- WHAT IS EXPECTED
Please provide the entries below again, word for word.

Interface dataset entries:
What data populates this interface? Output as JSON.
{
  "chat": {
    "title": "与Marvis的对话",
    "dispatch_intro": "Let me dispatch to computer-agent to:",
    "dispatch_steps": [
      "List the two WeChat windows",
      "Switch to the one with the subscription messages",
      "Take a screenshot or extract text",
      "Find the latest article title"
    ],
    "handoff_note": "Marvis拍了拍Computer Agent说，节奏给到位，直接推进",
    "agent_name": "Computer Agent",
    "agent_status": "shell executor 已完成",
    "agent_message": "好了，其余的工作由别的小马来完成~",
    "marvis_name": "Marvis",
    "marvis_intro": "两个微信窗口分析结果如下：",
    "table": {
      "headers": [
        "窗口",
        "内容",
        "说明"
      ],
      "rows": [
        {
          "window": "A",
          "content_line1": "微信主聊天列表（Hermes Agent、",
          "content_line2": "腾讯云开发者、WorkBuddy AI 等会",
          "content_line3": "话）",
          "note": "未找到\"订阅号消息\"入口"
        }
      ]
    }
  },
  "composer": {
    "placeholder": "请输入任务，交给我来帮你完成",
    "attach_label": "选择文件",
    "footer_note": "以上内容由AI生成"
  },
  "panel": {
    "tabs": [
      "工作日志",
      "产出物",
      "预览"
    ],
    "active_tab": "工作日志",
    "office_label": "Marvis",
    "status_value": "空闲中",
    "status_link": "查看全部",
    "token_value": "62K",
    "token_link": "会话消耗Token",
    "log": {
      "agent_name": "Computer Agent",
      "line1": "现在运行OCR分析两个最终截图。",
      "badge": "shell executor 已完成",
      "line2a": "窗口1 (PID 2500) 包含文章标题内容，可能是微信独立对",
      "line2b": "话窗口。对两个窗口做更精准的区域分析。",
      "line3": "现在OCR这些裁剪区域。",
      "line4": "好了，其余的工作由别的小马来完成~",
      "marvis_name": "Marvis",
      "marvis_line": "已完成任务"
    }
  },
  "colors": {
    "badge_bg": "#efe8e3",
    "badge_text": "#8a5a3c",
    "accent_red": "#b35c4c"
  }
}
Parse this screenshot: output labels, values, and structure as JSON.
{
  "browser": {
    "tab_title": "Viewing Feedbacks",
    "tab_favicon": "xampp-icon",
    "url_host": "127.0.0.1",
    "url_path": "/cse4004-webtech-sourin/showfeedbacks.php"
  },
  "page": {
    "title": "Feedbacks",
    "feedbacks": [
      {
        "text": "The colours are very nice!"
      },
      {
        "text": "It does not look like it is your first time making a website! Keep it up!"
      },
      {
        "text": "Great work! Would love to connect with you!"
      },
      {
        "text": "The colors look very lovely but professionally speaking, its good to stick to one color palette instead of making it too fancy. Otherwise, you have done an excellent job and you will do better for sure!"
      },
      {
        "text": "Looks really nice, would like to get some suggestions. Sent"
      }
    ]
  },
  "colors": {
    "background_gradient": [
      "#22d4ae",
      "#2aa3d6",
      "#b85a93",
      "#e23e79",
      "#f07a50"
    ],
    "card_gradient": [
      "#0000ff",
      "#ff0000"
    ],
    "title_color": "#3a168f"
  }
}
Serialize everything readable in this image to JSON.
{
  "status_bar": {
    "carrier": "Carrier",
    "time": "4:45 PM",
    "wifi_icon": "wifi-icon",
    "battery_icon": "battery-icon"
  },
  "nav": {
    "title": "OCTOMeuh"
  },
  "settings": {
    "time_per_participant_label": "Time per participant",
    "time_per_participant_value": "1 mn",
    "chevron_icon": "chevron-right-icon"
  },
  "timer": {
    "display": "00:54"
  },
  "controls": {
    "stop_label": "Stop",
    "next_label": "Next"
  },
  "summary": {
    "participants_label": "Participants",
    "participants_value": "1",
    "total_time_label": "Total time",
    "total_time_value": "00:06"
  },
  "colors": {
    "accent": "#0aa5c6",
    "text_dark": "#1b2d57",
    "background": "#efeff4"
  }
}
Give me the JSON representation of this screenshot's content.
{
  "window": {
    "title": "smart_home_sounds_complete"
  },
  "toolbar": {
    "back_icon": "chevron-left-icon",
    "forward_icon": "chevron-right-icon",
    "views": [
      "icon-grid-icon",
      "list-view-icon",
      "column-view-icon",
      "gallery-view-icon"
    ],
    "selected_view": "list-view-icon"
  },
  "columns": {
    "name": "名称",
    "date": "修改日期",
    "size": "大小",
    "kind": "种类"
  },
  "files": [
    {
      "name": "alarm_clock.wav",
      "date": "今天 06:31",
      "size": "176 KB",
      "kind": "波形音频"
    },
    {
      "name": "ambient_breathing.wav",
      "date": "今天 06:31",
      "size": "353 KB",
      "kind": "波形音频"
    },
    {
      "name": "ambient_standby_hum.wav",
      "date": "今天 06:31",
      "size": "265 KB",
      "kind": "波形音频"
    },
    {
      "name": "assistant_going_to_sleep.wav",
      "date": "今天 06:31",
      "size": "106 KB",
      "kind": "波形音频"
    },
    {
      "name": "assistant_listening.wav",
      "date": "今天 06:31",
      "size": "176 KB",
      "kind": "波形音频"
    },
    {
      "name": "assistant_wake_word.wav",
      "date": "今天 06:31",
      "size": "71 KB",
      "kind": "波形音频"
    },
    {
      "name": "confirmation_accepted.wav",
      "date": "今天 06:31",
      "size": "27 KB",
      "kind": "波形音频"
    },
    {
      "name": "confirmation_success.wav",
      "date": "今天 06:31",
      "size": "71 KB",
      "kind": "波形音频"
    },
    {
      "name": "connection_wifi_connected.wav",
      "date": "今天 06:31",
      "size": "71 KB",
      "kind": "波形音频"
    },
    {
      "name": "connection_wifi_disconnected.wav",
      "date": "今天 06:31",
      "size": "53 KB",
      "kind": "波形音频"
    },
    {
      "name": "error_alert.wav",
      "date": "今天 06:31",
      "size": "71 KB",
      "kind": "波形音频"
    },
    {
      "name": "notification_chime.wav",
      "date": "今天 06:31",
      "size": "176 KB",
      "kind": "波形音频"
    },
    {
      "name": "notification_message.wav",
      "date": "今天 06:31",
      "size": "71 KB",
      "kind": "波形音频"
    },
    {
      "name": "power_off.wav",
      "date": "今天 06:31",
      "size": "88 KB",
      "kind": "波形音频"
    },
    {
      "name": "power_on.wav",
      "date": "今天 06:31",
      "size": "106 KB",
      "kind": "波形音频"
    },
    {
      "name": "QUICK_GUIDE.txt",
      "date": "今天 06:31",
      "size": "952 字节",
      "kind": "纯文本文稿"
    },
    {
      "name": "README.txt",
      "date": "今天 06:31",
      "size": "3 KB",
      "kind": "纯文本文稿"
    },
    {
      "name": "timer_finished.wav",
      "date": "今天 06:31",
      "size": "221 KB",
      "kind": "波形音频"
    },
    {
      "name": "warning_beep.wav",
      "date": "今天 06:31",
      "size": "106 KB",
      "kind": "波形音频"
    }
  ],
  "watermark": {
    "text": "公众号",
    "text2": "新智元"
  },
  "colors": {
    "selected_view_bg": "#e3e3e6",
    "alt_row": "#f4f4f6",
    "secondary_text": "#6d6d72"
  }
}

- RESULT OF THIS EXERCISE
What data populates this interface? Output as JSON.
{
  "chat": {
    "title": "与Marvis的对话",
    "dispatch_intro": "Let me dispatch to computer-agent to:",
    "dispatch_steps": [
      "List the two WeChat windows",
      "Switch to the one with the subscription messages",
      "Take a screenshot or extract text",
      "Find the latest article title"
    ],
    "handoff_note": "Marvis拍了拍Computer Agent说，节奏给到位，直接推进",
    "agent_name": "Computer Agent",
    "agent_status": "shell executor 已完成",
    "agent_message": "好了，其余的工作由别的小马来完成~",
    "marvis_name": "Marvis",
    "marvis_intro": "两个微信窗口分析结果如下：",
    "table": {
      "headers": [
        "窗口",
        "内容",
        "说明"
      ],
      "rows": [
        {
          "window": "A",
          "content_line1": "微信主聊天列表（Hermes Agent、",
          "content_line2": "腾讯云开发者、WorkBuddy AI 等会",
          "content_line3": "话）",
          "note": "未找到\"订阅号消息\"入口"
        }
      ]
    }
  },
  "composer": {
    "placeholder": "请输入任务，交给我来帮你完成",
    "attach_label": "选择文件",
    "footer_note": "以上内容由AI生成"
  },
  "panel": {
    "tabs": [
      "工作日志",
      "产出物",
      "预览"
    ],
    "active_tab": "工作日志",
    "office_label": "Marvis",
    "status_value": "空闲中",
    "status_link": "查看全部",
    "token_value": "62K",
    "token_link": "会话消耗Token",
    "log": {
      "agent_name": "Computer Agent",
      "line1": "现在运行OCR分析两个最终截图。",
      "badge": "shell executor 已完成",
      "line2a": "窗口1 (PID 2500) 包含文章标题内容，可能是微信独立对",
      "line2b": "话窗口。对两个窗口做更精准的区域分析。",
      "line3": "现在OCR这些裁剪区域。",
      "line4": "好了，其余的工作由别的小马来完成~",
      "marvis_name": "Marvis",
      "marvis_line": "已完成任务"
    }
  },
  "colors": {
    "badge_bg": "#efe8e3",
    "badge_text": "#8a5a3c",
    "accent_red": "#b35c4c"
  }
}
Parse this screenshot: output labels, values, and structure as JSON.
{
  "browser": {
    "tab_title": "Viewing Feedbacks",
    "tab_favicon": "xampp-icon",
    "url_host": "127.0.0.1",
    "url_path": "/cse4004-webtech-sourin/showfeedbacks.php"
  },
  "page": {
    "title": "Feedbacks",
    "feedbacks": [
      {
        "text": "The colours are very nice!"
      },
      {
        "text": "It does not look like it is your first time making a website! Keep it up!"
      },
      {
        "text": "Great work! Would love to connect with you!"
      },
      {
        "text": "The colors look very lovely but professionally speaking, its good to stick to one color palette instead of making it too fancy. Otherwise, you have done an excellent job and you will do better for sure!"
      },
      {
        "text": "Looks really nice, would like to get some suggestions. Sent"
      }
    ]
  },
  "colors": {
    "background_gradient": [
      "#22d4ae",
      "#2aa3d6",
      "#b85a93",
      "#e23e79",
      "#f07a50"
    ],
    "card_gradient": [
      "#0000ff",
      "#ff0000"
    ],
    "title_color": "#3a168f"
  }
}
Serialize everything readable in this image to JSON.
{
  "status_bar": {
    "carrier": "Carrier",
    "time": "4:45 PM",
    "wifi_icon": "wifi-icon",
    "battery_icon": "battery-icon"
  },
  "nav": {
    "title": "OCTOMeuh"
  },
  "settings": {
    "time_per_participant_label": "Time per participant",
    "time_per_participant_value": "1 mn",
    "chevron_icon": "chevron-right-icon"
  },
  "timer": {
    "display": "00:54"
  },
  "controls": {
    "stop_label": "Stop",
    "next_label": "Next"
  },
  "summary": {
    "participants_label": "Participants",
    "participants_value": "1",
    "total_time_label": "Total time",
    "total_time_value": "00:06"
  },
  "colors": {
    "accent": "#0aa5c6",
    "text_dark": "#1b2d57",
    "background": "#efeff4"
  }
}
Give me the JSON representation of this screenshot's content.
{
  "window": {
    "title": "smart_home_sounds_complete"
  },
  "toolbar": {
    "back_icon": "chevron-left-icon",
    "forward_icon": "chevron-right-icon",
    "views": [
      "icon-grid-icon",
      "list-view-icon",
      "column-view-icon",
      "gallery-view-icon"
    ],
    "selected_view": "list-view-icon"
  },
  "columns": {
    "name": "名称",
    "date": "修改日期",
    "size": "大小",
    "kind": "种类"
  },
  "files": [
    {
      "name": "alarm_clock.wav",
      "date": "今天 06:31",
      "size": "176 KB",
      "kind": "波形音频"
    },
    {
      "name": "ambient_breathing.wav",
      "date": "今天 06:31",
      "size": "353 KB",
      "kind": "波形音频"
    },
    {
      "name": "ambient_standby_hum.wav",
      "date": "今天 06:31",
      "size": "265 KB",
      "kind": "波形音频"
    },
    {
      "name": "assistant_going_to_sleep.wav",
      "date": "今天 06:31",
      "size": "106 KB",
      "kind": "波形音频"
    },
    {
      "name": "assistant_listening.wav",
      "date": "今天 06:31",
      "size": "176 KB",
      "kind": "波形音频"
    },
    {
      "name": "assistant_wake_word.wav",
      "date": "今天 06:31",
      "size": "71 KB",
      "kind": "波形音频"
    },
    {
      "name": "confirmation_accepted.wav",
      "date": "今天 06:31",
      "size": "27 KB",
      "kind": "波形音频"
    },
    {
      "name": "confirmation_success.wav",
      "date": "今天 06:31",
      "size": "71 KB",
      "kind": "波形音频"
    },
    {
      "name": "connection_wifi_connected.wav",
      "date": "今天 06:31",
      "size": "71 KB",
      "kind": "波形音频"
    },
    {
      "name": "connection_wifi_disconnected.wav",
      "date": "今天 06:31",
      "size": "53 KB",
      "kind": "波形音频"
    },
    {
      "name": "error_alert.wav",
      "date": "今天 06:31",
      "size": "71 KB",
      "kind": "波形音频"
    },
    {
      "name": "notification_chime.wav",
      "date": "今天 06:31",
      "size": "176 KB",
      "kind": "波形音频"
    },
    {
      "name": "notification_message.wav",
      "date": "今天 06:31",
      "size": "71 KB",
      "kind": "波形音频"
    },
    {
      "name": "power_off.wav",
      "date": "今天 06:31",
      "size": "88 KB",
      "kind": "波形音频"
    },
    {
      "name": "power_on.wav",
      "date": "今天 06:31",
      "size": "106 KB",
      "kind": "波形音频"
    },
    {
      "name": "QUICK_GUIDE.txt",
      "date": "今天 06:31",
      "size": "952 字节",
      "kind": "纯文本文稿"
    },
    {
      "name": "README.txt",
      "date": "今天 06:31",
      "size": "3 KB",
      "kind": "纯文本文稿"
    },
    {
      "name": "timer_finished.wav",
      "date": "今天 06:31",
      "size": "221 KB",
      "kind": "波形音频"
    },
    {
      "name": "warning_beep.wav",
      "date": "今天 06:31",
      "size": "106 KB",
      "kind": "波形音频"
    }
  ],
  "watermark": {
    "text": "公众号",
    "text2": "新智元"
  },
  "colors": {
    "selected_view_bg": "#e3e3e6",
    "alt_row": "#f4f4f6",
    "secondary_text": "#6d6d72"
  }
}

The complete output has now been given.